To summarize:
-we have a CIR of 384Kbps; CIR = 384Kbps
-when congested CIR throttle down to 256Kbps;  minCIR = 256 Kbps
-time interval is 10ms; Tc = 10ms
-burst size, based on the date above is 3840 bps;  Bc=CIR*Tc=384000*0.01=3840; (note that CIR has to be in bps and time in seconds)
-also R1 is allowed to send burst in excess in case of accumulated credit, so excess burst is 1280 bps;  Be=(AR-CIR)*Tc=(512000 – 384000) * 0.01=1280 (AR is the port speed 512Kbps)

After we have gathered all this data let’s proceed to the Cisco device configuration. Please see the presentation below:

Cisco FRTS

GNS3: How to create Frame-Relay Hub and Spoke lab
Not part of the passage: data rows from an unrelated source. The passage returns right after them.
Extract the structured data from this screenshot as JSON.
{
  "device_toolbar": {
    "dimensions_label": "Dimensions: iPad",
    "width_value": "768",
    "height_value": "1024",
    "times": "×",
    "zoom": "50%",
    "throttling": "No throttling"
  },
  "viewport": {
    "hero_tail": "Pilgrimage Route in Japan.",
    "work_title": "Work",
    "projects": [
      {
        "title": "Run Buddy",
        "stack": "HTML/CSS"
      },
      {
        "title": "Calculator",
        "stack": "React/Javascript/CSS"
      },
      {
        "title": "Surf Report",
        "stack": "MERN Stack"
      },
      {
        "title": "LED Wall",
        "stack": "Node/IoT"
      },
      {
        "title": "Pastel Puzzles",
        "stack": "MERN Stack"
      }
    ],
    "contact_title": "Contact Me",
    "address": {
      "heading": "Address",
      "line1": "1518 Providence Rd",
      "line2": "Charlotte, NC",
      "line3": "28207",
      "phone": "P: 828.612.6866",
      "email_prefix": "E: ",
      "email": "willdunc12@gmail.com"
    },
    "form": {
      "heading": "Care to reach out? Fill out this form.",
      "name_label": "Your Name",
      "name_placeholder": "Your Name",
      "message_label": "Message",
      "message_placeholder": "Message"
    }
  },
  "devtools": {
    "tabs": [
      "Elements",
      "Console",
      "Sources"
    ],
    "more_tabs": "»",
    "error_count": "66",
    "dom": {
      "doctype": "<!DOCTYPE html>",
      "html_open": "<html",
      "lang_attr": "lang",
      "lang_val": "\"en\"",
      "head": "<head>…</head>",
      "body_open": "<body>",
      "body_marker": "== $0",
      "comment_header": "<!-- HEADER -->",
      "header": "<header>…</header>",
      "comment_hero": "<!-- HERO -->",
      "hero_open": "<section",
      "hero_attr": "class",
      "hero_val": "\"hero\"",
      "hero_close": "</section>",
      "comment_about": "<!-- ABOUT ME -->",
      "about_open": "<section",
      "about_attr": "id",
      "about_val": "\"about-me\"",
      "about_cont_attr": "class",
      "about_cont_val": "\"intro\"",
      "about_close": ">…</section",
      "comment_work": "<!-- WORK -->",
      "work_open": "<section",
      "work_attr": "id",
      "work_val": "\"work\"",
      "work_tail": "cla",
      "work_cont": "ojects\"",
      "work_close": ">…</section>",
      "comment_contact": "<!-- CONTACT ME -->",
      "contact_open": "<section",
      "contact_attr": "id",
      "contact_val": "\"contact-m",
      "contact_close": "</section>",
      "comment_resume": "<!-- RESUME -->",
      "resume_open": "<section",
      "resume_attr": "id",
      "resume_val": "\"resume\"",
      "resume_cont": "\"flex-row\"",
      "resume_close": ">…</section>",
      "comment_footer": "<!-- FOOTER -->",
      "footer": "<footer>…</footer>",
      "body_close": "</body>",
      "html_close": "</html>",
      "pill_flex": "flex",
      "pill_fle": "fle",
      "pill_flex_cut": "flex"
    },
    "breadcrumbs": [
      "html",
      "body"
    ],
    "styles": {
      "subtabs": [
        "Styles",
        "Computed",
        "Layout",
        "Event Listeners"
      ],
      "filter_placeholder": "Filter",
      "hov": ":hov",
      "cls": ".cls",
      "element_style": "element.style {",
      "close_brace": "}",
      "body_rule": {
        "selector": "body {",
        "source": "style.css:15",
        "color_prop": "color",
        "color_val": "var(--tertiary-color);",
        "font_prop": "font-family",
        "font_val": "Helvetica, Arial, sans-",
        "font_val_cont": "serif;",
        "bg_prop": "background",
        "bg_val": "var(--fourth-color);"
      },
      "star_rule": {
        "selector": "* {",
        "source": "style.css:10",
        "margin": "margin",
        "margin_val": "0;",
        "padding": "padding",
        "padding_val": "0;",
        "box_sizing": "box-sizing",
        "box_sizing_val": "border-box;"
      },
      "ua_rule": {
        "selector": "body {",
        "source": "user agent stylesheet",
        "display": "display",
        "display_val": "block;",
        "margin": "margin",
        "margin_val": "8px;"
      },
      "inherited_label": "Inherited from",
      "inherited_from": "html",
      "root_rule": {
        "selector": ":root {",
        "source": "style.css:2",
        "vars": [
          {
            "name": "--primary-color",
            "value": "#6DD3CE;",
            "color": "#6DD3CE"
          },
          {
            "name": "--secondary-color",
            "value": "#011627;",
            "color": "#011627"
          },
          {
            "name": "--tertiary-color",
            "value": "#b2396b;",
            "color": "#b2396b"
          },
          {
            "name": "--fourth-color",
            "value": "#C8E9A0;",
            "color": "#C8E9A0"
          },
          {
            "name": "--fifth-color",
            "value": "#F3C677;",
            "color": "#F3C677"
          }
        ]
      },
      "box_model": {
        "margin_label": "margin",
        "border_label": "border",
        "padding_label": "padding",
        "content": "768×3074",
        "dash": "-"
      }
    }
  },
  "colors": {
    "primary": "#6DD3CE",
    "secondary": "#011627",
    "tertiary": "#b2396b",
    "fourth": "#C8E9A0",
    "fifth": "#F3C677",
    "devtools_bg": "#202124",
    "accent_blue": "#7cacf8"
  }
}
When I first came in touch with GNS3 I had not idea how to work with it. Not because it is so complicate to operate, but because I didn’t saw any software like this one. GNS3 and Dynamips make a very good job together, allowing users to emulate a lot of network scenarios with different topologies. If using only Dynamips suppose that you edit all the configuration file manually in text mode, now with GNS3 you can drag and drop devices, connections and configure them on the fly.

For today, I prepared a presentation about how you can create a Frame-Relay hub and spoke topology in GNS3, save and use it whenever you need it. This tutorial does not include the configuration of the devices which form Frame-Relay hub and spoke, but only the GNS3 lab topology. If you are looking for the tutorial on how to  configure FR hub and spoke on Cisco routers, please refer to my previous tutorial.
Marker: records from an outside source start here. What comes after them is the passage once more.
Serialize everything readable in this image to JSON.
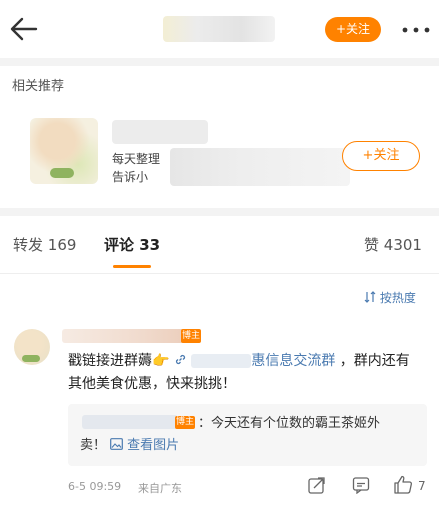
{
  "header": {
    "follow_label": "+关注"
  },
  "recommend": {
    "section_title": "相关推荐",
    "desc_line1": "每天整理",
    "desc_line2": "告诉小",
    "follow_label": "+关注"
  },
  "tabs": [
    {
      "label": "转发",
      "count": "169"
    },
    {
      "label": "评论",
      "count": "33"
    },
    {
      "label": "赞",
      "count": "4301"
    }
  ],
  "sort_toggle": "按热度",
  "comment": {
    "badge": "博主",
    "text_prefix": "戳链接进群薅",
    "link_suffix": "惠信息交流群",
    "text_suffix": "，群内还有其他美食优惠，快来挑挑！",
    "reply": {
      "badge": "博主",
      "text": "：今天还有个位数的霸王茶姬外",
      "text_line2": "卖！",
      "view_image_label": "查看图片"
    },
    "time": "6-5 09:59",
    "location": "来自广东",
    "like_count": "7"
  },
  "icons": {
    "back": "back-arrow-icon",
    "more": "more-dots-icon",
    "share": "share-icon",
    "comment": "comment-icon",
    "like": "thumbs-up-icon",
    "sort": "sort-icon",
    "link": "link-icon",
    "image": "image-icon"
  },
  "colors": {
    "accent": "#ff8200",
    "link": "#4a7ab0",
    "separator": "#f3f3f3"
  }
}
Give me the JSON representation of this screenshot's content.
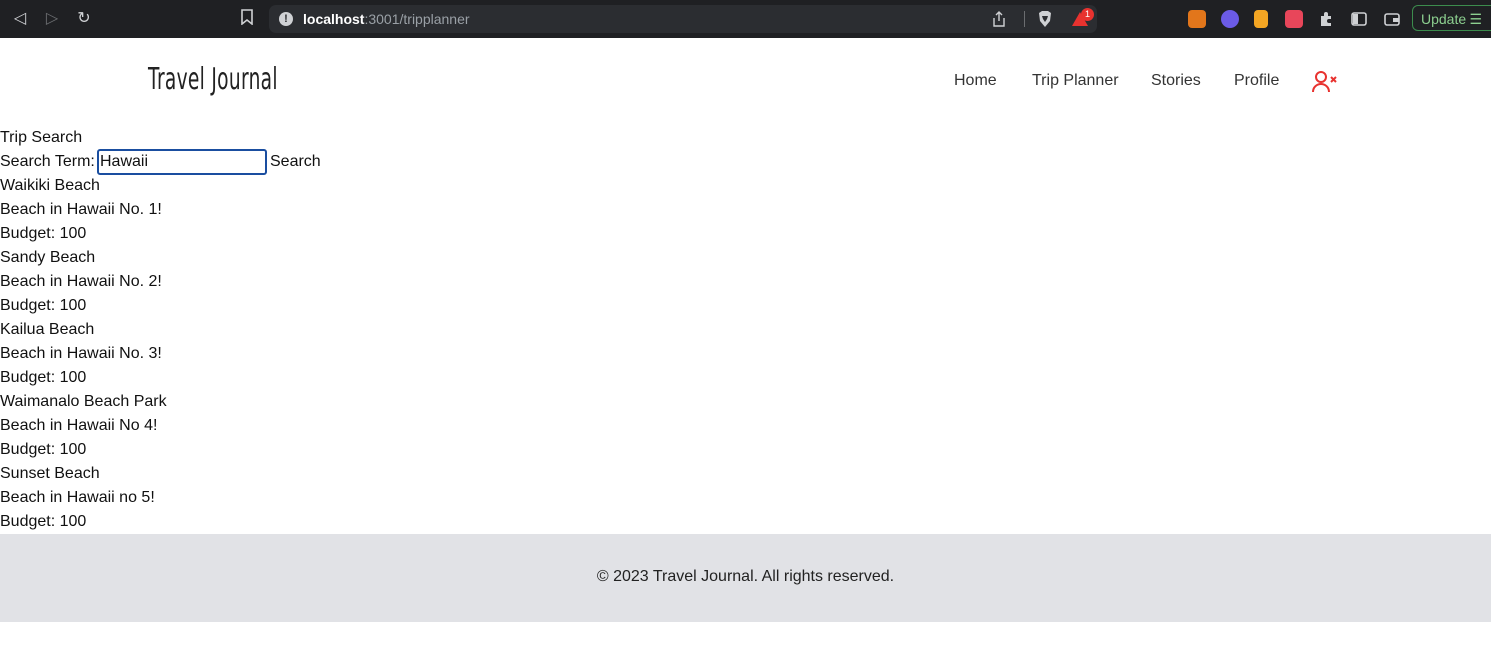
{
  "browser": {
    "url_host": "localhost",
    "url_path": ":3001/tripplanner",
    "notification_count": "1",
    "update_label": "Update"
  },
  "site": {
    "logo": "Travel Journal",
    "nav": [
      {
        "label": "Home"
      },
      {
        "label": "Trip Planner"
      },
      {
        "label": "Stories"
      },
      {
        "label": "Profile"
      }
    ],
    "accent_color": "#e8322f"
  },
  "page": {
    "heading": "Trip Search",
    "search": {
      "label": "Search Term:",
      "value": "Hawaii",
      "button": "Search"
    },
    "results": [
      {
        "name": "Waikiki Beach",
        "description": "Beach in Hawaii No. 1!",
        "budget": "Budget: 100"
      },
      {
        "name": "Sandy Beach",
        "description": "Beach in Hawaii No. 2!",
        "budget": "Budget: 100"
      },
      {
        "name": "Kailua Beach",
        "description": "Beach in Hawaii No. 3!",
        "budget": "Budget: 100"
      },
      {
        "name": "Waimanalo Beach Park",
        "description": "Beach in Hawaii No 4!",
        "budget": "Budget: 100"
      },
      {
        "name": "Sunset Beach",
        "description": "Beach in Hawaii no 5!",
        "budget": "Budget: 100"
      }
    ]
  },
  "footer": {
    "copyright": "© 2023 Travel Journal. All rights reserved."
  }
}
The GNS3 lab topology which I’ll create in the following presentation is available for download here. Take the saved lab configuration and open it in your GNS3 software. Before you use it, please have a look inside the file, as there are some lines you suppose to modify to fit your system.

Please click on the image below to see the tutorial:
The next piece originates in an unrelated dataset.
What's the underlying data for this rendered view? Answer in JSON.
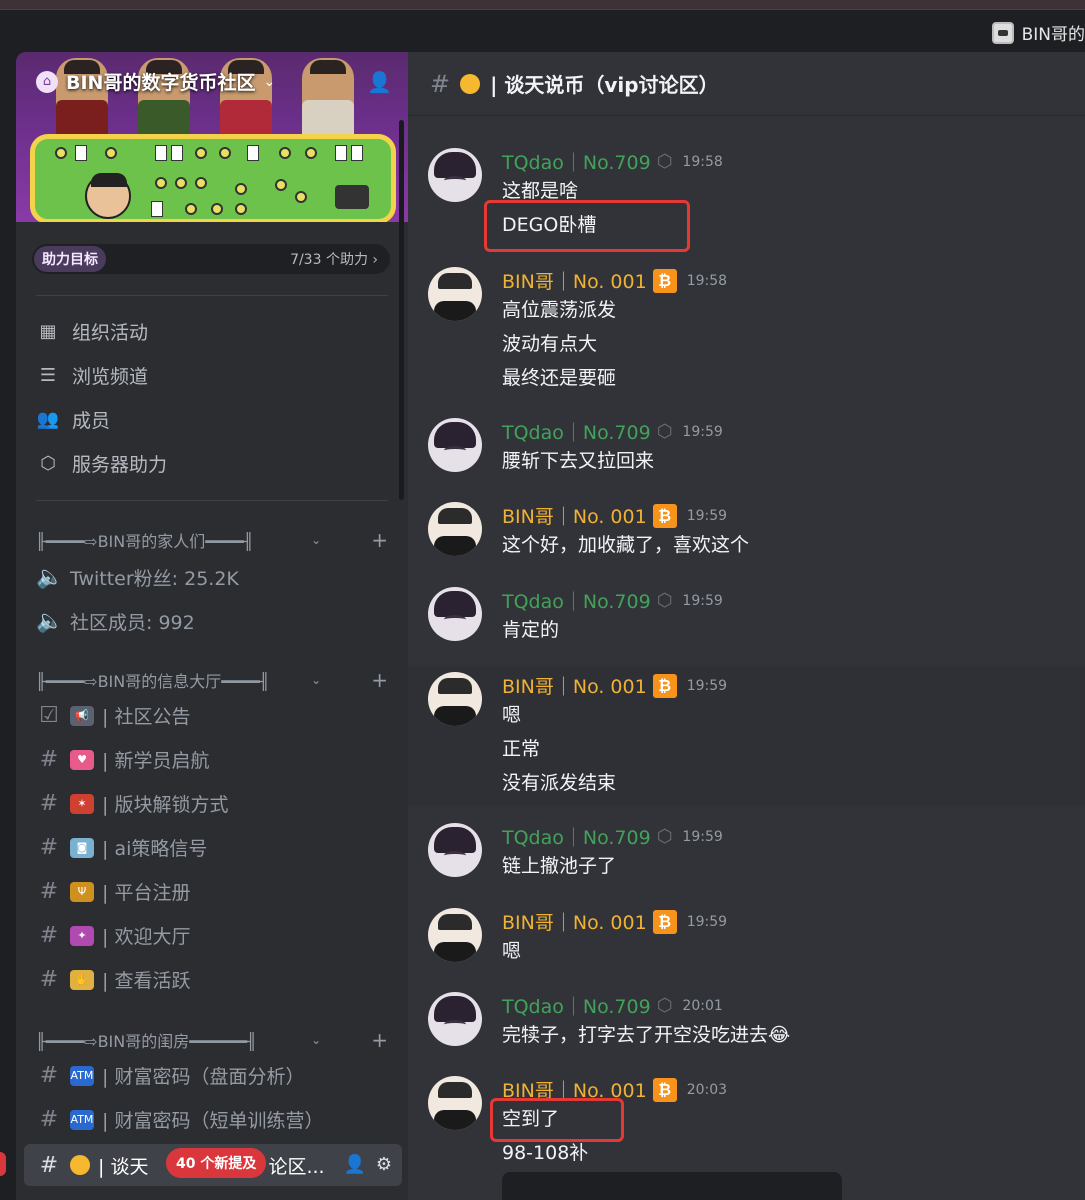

Cisco: How to configure Frame-Relay Hub and Spoke in simple steps

Some days ago, during my preparation for CCIE RS I had to configure Frame-Relay Hub and Spoke environment. Since I already did it, I said that is good to have it here also, maybe somebody will find it useful. Even if it sounds quite complicate as title, FR hub and spoke. This post assume that you are somehow familiar with Frame-Relay concept and you know basic stuff. If you need to refresh your knowledge there is good topic about Frame-Relay on Ciscopress page.

So, what is this FR hub and spoke anyway? A basic example is with 3 device (can be more) in which on of them connect the other ones in a central point. This is the opposite to (full or circular) mesh in which every router is connected with at least another 2 devices. For things to be more clear please have a look to this topology file.

As you can see in the topology provided, R1 is connecting the other 2 routers in a central point. R1 device is the Hub and R2, R3 are the Spokes. Like explained in the topology, the green lines represent PVC circuit and red ones the physical connection. The communication between R2 and R3 will be done only through R1 since there is no PVC that connect this 2 devices. You can be tempted to say that the communication is direct, because red lines have a common point in the FR switch, but the things are not like this. This is not Ethernet, so for L3 to work you need a map from L2 to L3. Since there is no PVC define in FR switch for R2 to R3 communication, everything is passing through R1.

To configure Frame-Relay Hub and Spoke is not very difficult. The most hard part is regarding FR switch, but luckily you don’t have to deal with it, as this is usually a provider equipment, and they will do the L2 to L3 frame-relay routing, providing you with the need DLCI information. From this point you only have to be careful to details (IP, DLCI, interface) when configuring frame-relay map on your devices.

In a future post I will extend this topic and show how you can configure OSPF in a Frame-Relay Hub and Spoke environment. For now please check this topic presented in the tutorial below:

Frame-Relay Hub and Spoke

If Flash movie is not available for you, then please check this text file which contains the configuration.